Katie Nickels is the director of intelligence for Red Canary as well as a SANS certified instructor for FOR578: Cyber Threat Intelligence and a nonresident senior fellow for the Cyber Statecraft Initiative. She has worked on cyber threat intelligence (CTI), network defense, and incident response for over a decade for the US Department of Defense, MITRE, Raytheon, and ManTech.
Marc Rogers is currently CTO for nbhd.ai. He formerly worked at Okta, Cloudflare, Lookout, and Vectra. Rogers is a well-known security researcher (Tesla Model S, TouchID, Google Glass), senior advisor to IST, a member of the Ransomware Taskforce, and co-founder of the CTI League.
Stewart Scott is an associate director with the Cyber Statecraft Initiative. He works on the Initiative’s Systems Security portfolio, which focuses on software supply chain risk management and open source software security policy.

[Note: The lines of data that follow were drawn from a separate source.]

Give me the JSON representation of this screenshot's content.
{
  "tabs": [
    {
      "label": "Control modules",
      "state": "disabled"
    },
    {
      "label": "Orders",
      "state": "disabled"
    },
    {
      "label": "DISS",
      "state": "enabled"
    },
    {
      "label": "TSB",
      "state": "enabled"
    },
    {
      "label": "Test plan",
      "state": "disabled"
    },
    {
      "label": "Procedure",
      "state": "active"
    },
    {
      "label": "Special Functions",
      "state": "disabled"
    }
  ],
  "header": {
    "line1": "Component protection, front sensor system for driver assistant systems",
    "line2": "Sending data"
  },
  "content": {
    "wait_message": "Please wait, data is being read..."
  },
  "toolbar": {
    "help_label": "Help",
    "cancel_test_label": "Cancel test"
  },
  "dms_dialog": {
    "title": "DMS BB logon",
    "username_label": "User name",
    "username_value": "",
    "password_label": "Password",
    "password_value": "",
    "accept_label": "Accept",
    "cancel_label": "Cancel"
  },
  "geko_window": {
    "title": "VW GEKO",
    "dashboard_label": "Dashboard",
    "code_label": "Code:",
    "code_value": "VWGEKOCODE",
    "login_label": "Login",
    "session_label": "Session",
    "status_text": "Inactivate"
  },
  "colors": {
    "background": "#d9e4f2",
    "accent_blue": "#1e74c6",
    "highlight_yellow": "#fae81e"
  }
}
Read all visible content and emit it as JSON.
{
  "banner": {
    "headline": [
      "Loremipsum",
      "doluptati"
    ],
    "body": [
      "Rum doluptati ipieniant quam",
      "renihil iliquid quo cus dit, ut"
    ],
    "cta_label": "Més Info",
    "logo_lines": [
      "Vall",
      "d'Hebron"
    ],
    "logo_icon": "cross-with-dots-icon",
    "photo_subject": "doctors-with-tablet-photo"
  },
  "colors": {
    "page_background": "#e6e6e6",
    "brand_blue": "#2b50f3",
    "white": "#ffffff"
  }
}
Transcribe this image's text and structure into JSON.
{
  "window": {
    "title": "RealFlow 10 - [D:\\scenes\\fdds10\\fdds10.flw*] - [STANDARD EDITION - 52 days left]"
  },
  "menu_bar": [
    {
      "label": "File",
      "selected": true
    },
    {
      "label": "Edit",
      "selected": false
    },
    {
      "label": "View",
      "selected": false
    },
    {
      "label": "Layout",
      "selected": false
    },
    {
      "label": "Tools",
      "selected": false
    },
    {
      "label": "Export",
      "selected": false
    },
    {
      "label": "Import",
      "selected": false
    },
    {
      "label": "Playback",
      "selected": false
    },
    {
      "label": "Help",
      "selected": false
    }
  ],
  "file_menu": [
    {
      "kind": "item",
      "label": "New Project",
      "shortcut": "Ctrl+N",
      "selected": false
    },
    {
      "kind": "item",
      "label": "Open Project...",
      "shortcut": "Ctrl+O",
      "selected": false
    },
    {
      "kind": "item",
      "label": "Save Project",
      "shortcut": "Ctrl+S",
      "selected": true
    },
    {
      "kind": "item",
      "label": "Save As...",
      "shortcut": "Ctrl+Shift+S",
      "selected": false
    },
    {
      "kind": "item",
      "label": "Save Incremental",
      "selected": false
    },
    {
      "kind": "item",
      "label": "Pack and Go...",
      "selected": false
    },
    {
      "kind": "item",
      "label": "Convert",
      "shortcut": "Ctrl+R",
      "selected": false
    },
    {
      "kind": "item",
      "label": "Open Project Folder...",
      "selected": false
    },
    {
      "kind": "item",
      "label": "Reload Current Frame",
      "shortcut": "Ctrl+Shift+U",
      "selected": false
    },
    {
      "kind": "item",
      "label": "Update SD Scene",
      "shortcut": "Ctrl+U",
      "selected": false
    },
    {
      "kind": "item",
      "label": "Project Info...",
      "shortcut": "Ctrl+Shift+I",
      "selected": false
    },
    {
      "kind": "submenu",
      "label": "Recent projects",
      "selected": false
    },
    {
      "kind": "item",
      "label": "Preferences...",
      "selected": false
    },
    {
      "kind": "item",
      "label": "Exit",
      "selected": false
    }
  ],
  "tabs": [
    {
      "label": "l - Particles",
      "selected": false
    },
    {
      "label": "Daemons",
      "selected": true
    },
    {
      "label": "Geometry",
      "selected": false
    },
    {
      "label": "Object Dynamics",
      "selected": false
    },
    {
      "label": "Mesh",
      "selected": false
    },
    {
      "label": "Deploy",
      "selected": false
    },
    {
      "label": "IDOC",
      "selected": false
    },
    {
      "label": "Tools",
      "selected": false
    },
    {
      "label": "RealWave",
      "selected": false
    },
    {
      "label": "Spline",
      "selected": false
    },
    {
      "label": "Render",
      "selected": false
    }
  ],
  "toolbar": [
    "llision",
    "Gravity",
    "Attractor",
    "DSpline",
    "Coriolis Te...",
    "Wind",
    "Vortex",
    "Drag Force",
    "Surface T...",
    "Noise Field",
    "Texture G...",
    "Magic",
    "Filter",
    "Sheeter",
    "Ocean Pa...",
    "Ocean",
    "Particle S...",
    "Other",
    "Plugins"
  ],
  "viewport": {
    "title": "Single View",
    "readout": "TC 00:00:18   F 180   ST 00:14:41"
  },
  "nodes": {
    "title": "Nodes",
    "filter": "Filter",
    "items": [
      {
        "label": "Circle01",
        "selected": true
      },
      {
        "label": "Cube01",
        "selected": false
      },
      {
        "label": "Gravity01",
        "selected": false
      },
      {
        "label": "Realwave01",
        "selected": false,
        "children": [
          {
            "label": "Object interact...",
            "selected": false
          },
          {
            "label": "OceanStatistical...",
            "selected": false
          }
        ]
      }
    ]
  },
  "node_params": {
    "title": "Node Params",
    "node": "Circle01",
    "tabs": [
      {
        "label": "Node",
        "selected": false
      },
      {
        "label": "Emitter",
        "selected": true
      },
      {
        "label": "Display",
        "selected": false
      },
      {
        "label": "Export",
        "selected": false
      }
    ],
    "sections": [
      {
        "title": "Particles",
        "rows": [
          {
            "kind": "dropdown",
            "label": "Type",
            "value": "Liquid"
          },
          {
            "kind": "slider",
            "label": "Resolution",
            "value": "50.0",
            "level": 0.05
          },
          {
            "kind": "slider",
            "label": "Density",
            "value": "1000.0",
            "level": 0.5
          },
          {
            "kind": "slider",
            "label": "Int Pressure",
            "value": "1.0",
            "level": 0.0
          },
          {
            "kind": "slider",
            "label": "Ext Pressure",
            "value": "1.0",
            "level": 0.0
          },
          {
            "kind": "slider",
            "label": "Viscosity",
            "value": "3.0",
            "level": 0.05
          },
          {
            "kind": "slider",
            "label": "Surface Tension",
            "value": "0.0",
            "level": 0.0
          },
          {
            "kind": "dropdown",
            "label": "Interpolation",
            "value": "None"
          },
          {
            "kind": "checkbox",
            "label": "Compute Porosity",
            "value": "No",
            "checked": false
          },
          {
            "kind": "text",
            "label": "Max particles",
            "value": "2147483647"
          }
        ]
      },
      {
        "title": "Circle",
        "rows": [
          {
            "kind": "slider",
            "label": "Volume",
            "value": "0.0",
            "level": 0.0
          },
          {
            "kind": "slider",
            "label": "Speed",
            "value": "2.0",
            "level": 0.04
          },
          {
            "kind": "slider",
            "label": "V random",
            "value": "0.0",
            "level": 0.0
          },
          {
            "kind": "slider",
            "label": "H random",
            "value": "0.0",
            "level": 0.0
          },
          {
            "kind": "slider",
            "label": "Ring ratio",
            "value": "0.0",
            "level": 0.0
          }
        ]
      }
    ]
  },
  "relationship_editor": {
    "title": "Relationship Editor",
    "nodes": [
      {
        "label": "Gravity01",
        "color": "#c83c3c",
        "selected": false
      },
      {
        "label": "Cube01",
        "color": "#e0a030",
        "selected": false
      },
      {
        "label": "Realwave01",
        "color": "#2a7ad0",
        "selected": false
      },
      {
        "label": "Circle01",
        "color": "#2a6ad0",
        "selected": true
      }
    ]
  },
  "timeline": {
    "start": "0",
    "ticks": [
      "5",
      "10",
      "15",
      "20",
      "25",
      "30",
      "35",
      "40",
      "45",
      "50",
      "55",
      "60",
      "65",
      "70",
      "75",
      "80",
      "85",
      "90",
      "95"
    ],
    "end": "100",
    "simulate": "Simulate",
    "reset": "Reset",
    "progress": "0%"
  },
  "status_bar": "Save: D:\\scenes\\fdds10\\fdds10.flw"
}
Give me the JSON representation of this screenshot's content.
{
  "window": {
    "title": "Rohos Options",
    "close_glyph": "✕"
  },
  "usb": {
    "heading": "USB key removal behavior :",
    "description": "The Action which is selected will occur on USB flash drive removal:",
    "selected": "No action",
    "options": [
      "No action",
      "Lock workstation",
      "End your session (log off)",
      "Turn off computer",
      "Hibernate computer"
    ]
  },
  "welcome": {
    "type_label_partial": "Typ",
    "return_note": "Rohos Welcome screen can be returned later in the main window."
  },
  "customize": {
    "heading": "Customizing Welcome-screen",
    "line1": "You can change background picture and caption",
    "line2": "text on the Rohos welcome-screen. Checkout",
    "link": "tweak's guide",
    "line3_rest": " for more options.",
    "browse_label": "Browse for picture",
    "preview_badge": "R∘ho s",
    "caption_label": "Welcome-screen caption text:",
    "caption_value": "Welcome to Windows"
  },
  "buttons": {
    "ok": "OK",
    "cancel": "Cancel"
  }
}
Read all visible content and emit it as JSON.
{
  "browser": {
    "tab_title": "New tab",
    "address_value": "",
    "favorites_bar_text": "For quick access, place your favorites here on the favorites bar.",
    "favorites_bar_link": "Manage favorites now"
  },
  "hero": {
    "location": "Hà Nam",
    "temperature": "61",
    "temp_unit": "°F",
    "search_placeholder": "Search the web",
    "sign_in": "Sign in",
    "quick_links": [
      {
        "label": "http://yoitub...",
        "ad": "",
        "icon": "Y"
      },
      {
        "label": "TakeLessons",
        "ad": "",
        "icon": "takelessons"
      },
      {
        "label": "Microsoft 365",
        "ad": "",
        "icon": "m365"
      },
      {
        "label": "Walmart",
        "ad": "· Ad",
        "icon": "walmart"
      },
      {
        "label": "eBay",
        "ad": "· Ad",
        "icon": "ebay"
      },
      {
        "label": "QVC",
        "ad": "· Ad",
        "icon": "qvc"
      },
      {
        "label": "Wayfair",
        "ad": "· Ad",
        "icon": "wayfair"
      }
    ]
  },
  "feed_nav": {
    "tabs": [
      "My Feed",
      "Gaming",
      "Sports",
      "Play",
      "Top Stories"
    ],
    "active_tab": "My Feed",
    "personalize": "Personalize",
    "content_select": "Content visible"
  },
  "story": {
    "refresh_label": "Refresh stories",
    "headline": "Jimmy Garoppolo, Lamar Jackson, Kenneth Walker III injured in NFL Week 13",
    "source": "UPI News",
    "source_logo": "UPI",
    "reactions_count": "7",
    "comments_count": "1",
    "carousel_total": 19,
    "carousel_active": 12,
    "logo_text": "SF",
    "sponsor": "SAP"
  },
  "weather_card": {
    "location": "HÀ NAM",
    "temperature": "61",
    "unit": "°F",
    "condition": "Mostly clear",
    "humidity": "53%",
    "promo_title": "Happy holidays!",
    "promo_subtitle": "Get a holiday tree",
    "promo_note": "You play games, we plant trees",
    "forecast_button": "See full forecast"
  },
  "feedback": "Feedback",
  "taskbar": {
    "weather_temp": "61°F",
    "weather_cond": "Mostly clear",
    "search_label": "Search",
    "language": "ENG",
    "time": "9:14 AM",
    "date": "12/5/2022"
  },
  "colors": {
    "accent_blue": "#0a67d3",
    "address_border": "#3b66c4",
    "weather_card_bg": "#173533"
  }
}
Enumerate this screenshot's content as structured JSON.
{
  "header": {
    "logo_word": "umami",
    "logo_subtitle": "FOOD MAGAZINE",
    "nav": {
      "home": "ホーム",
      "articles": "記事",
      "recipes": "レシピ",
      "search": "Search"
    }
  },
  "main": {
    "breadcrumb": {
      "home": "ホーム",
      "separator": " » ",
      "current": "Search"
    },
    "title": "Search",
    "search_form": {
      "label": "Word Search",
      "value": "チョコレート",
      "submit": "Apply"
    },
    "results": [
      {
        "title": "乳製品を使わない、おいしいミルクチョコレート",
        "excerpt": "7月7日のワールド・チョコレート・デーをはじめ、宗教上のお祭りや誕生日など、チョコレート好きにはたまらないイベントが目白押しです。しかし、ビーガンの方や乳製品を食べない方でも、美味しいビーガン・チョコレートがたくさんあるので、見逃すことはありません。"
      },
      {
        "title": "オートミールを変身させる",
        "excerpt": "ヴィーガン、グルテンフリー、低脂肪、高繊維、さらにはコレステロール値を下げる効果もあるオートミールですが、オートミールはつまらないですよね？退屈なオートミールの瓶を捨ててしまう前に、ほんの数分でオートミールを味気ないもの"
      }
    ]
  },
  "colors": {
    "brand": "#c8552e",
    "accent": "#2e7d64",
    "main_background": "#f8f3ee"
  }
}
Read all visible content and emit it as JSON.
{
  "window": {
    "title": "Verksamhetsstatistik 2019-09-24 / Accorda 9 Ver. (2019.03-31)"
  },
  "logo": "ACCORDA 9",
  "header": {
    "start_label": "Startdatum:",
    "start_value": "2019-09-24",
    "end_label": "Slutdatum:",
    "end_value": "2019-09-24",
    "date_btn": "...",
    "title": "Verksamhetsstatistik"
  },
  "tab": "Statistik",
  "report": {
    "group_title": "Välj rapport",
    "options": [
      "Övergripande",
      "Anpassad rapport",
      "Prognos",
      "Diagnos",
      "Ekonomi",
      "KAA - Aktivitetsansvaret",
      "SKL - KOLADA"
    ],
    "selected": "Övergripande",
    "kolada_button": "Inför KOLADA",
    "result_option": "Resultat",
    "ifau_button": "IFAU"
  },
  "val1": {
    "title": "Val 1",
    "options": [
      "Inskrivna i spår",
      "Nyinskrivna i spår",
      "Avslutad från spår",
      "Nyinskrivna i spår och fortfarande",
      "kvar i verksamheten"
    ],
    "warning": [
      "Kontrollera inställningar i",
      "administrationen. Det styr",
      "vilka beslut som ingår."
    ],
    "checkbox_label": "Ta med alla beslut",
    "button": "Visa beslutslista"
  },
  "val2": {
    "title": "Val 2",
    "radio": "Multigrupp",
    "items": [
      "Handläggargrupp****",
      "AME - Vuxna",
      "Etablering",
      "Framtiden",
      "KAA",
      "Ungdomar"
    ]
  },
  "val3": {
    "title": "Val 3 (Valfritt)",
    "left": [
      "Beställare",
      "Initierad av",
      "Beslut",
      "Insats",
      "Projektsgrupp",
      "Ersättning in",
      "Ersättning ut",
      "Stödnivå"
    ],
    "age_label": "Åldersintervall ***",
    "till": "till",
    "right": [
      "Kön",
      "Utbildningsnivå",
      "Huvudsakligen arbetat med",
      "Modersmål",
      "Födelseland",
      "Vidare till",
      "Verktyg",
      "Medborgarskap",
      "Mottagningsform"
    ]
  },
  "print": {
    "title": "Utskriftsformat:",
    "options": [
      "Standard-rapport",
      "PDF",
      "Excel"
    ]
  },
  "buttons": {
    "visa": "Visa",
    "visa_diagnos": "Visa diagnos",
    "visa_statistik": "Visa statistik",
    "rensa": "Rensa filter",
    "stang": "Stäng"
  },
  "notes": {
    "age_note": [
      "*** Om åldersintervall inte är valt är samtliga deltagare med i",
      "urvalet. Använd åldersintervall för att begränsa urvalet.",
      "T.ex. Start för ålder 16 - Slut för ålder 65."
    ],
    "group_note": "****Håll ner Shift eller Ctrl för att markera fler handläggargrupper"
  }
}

Maggie Smith is a nonresident senior fellow at the Cyber Statecraft Initiative of the Atlantic Council’s Digital Forensic Research Lab, where her research interests are focused on social media and the effects of disinformation campaigns as a national-security challenge and the geopolitics of military cyberspace operations. Smith is graduate faculty at the University of Maryland, College Park and teaches courses on near-peer and strategic competition for the Terrorism Studies program that investigates the geopolitics of the modern world and the tensions and relationships that shape state behavior, conflict, competition, and cooperation. Finally, Smith directs the Cyber Project for the Irregular Warfare Initiative, serving as the editor and curator of the organization’s cyber focused content.
Bobbie Stempfley is a nonresident senior fellow for the Cyber Statecraft Initiative under the Digital Forensic Research Lab (DFRLab) at the Atlantic Council and serves a vice president and business unit security officer at Dell Technologies and a leader in the field of security and the use of technology to support the public’s interests. In her over twenty years of public service at DOD, DHS, CMU, and now at Dell Technologies, she has focused on strategy and driving transformation in organizations allowing her to develop an understanding of the exquisite possibilities at the crossroads of strategy, policy and technology. She serves on the board of the Center for Internet Security. Her passion is in increasing resilience through diversity and collaboration. She has a B.S. in engineering mathematics from the University of Arizona and an M.S. in computer science from James Madison.
Chris Wysopal is the co-founder and CTO of Veracode, an application security technology provider for software developers. He was one of the original software vulnerability researchers in the 1990’s. He has testified in Congress on the topic of government cybersecurity.
The Atlantic Council’s Cyber Statecraft Initiative, under the Digital Forensic Research Lab (DFRLab), works at the nexus of geopolitics and cybersecurity to craft strategies to help shape the conduct of statecraft and to better inform and secure users of technology.